An architect arriving on a job site with a tablet in hand in lieu of a roll of drawings is not an uncommon sight these days. Still, for the everyday walkthrough, you may not always be toting an iPad around to reference the drawings or to snap a photograph. What people more likely have within arm’s length is their smartphone.
New York–based Morpholio is banking on the smartphone’s ubiquity to drive designers to its iPhone app Trace (iOS, $7.99 per month or $19.99 per year), which the firm launched to the public today. Building off the design and software development firm’s past apps and tools, which includes Perspective Finder, Stencil, and ScalePen, the Morpholio team sees its newest release of Trace as an essential tool for construction administration (CA). “Not only do budgets, scope changes, and fast track schedules force important design decisions on site, but unforeseen field conditions, contractor errors, and never ending client changes can all keep your team designing and problem solving throughout CA,” Morpholio attests in its press release.
Trace can tap into the iPhone’s augmented reality (AR) camera to overlay a perspective grid over the digital viewfinder for real-time sketching or mark-up. Moreover, you can make these mark-ups to scale, tag construction drawings with associated in-progress or punch-list photographs, map siteplans to scale, and pull dimensions from a photograph.
If these capabilities sound familiar, it is because many of them exist in some fashion in Morpholio’s Trace for the iPad, as well as in other software programs, such as the PDF software Bluebeam Revu. But, as Morpholio co-founder Toru Hasegawa tells ARCHITECT, “Trace on iPhone is entirely new, incorporating … all other favorite Trace tools made to be user friendly on the iPhone.” This app does not override the need for Trace on the iPad’s larger screen. “Perhaps you capture perspectives and grids on the phone, but then transfer them to your iPad for more detailed drawing,” he says. “Both formats are irreplaceable in certain situations, and we wanted to capitalize on the myriad unique use cases for architects.”
Some of Trace’s tools and potential applications for the iPhone are highlighted below.
Trying to accurately draw what the project condition should look like as wind and dirt blows in your face, or a skeptical contractor stares you down? Tapping into iOS 11’s ARKit capabilities, Trace’s Perspective Finder overlays a customizable perspective grid over the iPhone viewfinder to serve as a drawing guide. You can sketch directly on your iPhone or save the view for detailed drawing later on your iPad.
Field Documentation to Scale
Sick of juggling a notepad, tape measure, and pencil along with your other gear? If you know one fixed dimension captured in your iPhone photo—say the height of a window unit or the dimensions of a prefabricated module—you can use TracePro to pull multiple dimensions off a photo taken in the field.
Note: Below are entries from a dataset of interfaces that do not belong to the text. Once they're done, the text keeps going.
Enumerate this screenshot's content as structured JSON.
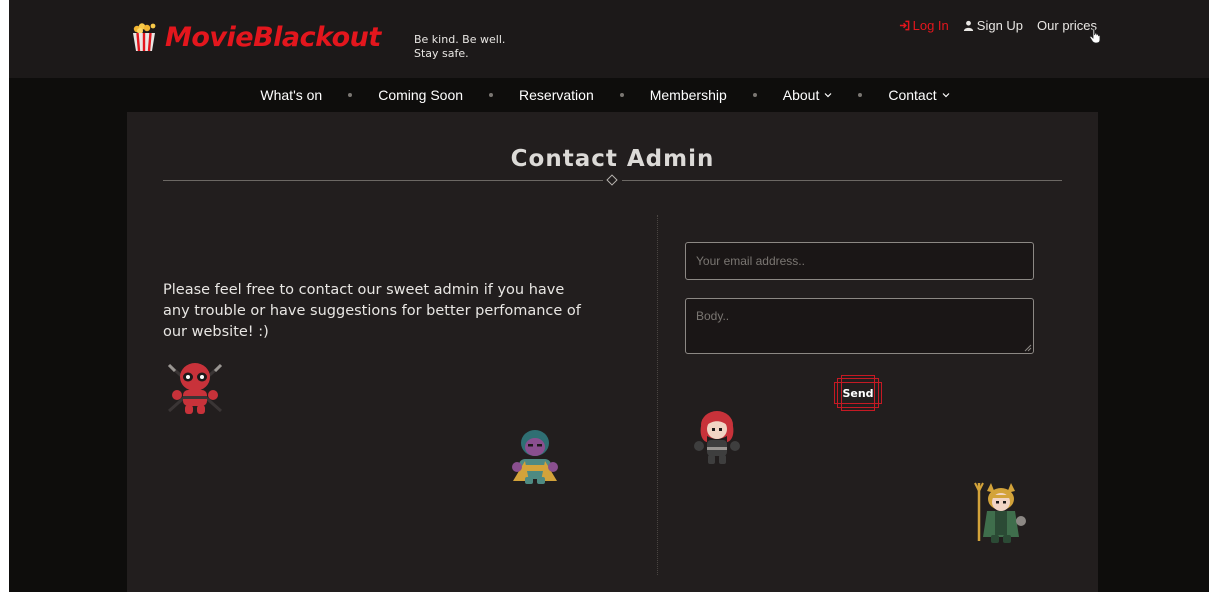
{
  "brand": {
    "name": "MovieBlackout",
    "color": "#e3161d",
    "logo_icon": "popcorn-icon"
  },
  "tagline": {
    "line1": "Be kind. Be well.",
    "line2": "Stay safe."
  },
  "topnav": {
    "login": "Log In",
    "signup": "Sign Up",
    "prices": "Our prices"
  },
  "mainnav": {
    "items": [
      {
        "label": "What's on"
      },
      {
        "label": "Coming Soon"
      },
      {
        "label": "Reservation"
      },
      {
        "label": "Membership"
      },
      {
        "label": "About"
      },
      {
        "label": "Contact"
      }
    ]
  },
  "page": {
    "title": "Contact Admin",
    "intro": "Please feel free to contact our sweet admin if you have any trouble or have suggestions for better perfomance of our website! :)"
  },
  "form": {
    "email_placeholder": "Your email address..",
    "body_placeholder": "Body..",
    "send_label": "Send"
  },
  "characters": [
    {
      "name": "deadpool-chibi"
    },
    {
      "name": "thanos-chibi"
    },
    {
      "name": "black-widow-chibi"
    },
    {
      "name": "loki-chibi"
    }
  ],
  "colors": {
    "accent": "#e3161d",
    "panel": "#221e1e",
    "header": "#1c1919",
    "background": "#0e0d0c"
  }
}
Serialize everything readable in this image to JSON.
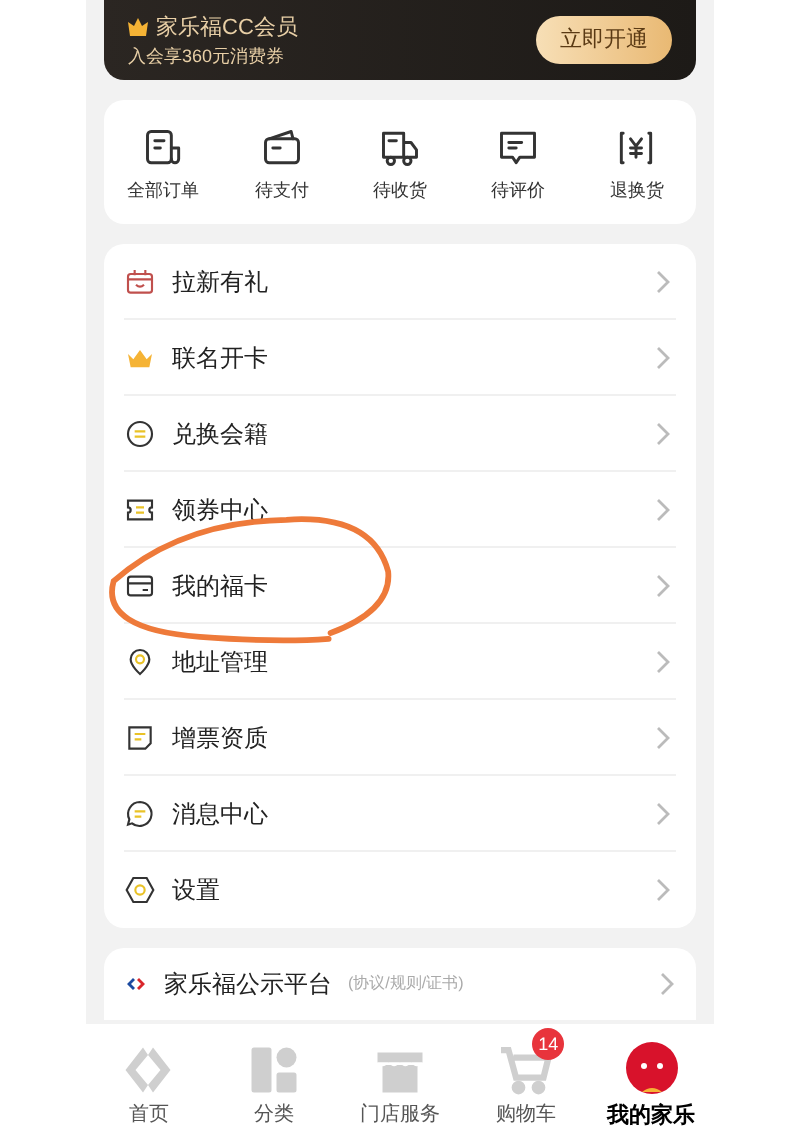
{
  "banner": {
    "title": "家乐福CC会员",
    "subtitle": "入会享360元消费券",
    "button": "立即开通"
  },
  "orders": [
    "全部订单",
    "待支付",
    "待收货",
    "待评价",
    "退换货"
  ],
  "menu": [
    "拉新有礼",
    "联名开卡",
    "兑换会籍",
    "领券中心",
    "我的福卡",
    "地址管理",
    "增票资质",
    "消息中心",
    "设置"
  ],
  "platform": {
    "title": "家乐福公示平台",
    "note": "(协议/规则/证书)"
  },
  "tabs": [
    {
      "label": "首页",
      "selected": false
    },
    {
      "label": "分类",
      "selected": false
    },
    {
      "label": "门店服务",
      "selected": false
    },
    {
      "label": "购物车",
      "selected": false,
      "badge": "14"
    },
    {
      "label": "我的家乐",
      "selected": true
    }
  ]
}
Fill a field report with dimensioned photographs using TracePro’s integrated ruler and any of its measuring tools, including the triangle and protractor. Share the notes immediately to your team members or later, from the your iPad.
The human eye has adapted to watching full-length movies on handheld screens, so why not page through a full set of construction drawings on your iPhone? You can also annotate the drawings with notes or photographs of what you’re seeing.
Trying to get the lay of the land? Ascertain distances on a site plan using a scaled map and the phone’s positioning abilities to measure distances between landmarks.